For each line of the listing that includes the word "shortcut", show the whole line.

* DATA FOR THIS EXERCISE:
▽
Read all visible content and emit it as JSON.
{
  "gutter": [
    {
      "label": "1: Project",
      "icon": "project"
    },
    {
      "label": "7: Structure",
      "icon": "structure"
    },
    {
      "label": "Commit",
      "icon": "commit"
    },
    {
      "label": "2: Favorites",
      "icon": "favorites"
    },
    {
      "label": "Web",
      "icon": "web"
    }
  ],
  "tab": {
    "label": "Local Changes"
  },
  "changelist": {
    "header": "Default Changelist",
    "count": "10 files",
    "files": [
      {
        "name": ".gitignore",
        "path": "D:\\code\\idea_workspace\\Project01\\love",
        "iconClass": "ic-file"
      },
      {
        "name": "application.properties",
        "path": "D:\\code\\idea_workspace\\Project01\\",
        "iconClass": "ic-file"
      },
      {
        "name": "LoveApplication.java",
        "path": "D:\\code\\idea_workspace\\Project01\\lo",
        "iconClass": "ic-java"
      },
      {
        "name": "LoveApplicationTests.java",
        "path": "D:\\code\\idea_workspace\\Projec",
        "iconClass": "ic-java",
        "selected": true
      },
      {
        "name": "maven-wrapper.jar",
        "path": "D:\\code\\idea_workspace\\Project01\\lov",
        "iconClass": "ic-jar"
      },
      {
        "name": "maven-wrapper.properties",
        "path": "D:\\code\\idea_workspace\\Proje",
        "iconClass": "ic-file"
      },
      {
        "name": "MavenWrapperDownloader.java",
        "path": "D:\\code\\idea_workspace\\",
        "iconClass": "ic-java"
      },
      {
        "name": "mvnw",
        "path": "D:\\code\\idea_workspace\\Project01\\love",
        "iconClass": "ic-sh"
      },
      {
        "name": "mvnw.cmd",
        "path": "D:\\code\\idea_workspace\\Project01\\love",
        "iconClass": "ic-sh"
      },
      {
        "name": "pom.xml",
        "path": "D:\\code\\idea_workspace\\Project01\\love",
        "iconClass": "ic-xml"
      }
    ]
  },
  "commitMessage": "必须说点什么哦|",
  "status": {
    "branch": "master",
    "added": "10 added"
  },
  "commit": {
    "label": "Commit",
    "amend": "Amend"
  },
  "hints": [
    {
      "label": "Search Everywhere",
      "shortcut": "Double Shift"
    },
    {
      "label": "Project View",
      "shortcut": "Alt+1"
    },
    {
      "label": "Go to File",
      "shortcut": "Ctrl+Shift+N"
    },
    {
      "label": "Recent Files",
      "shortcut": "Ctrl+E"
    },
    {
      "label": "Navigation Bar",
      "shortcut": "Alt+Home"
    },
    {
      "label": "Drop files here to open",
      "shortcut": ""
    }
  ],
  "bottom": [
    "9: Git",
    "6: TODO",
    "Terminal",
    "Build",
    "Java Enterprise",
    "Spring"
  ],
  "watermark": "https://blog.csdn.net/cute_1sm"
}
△
* SOLUTION TO THE PROBLEM:
      "shortcut": "Double Shift"
      "shortcut": "Alt+1"
      "shortcut": "Ctrl+Shift+N"
      "shortcut": "Ctrl+E"
      "shortcut": "Alt+Home"
      "shortcut": ""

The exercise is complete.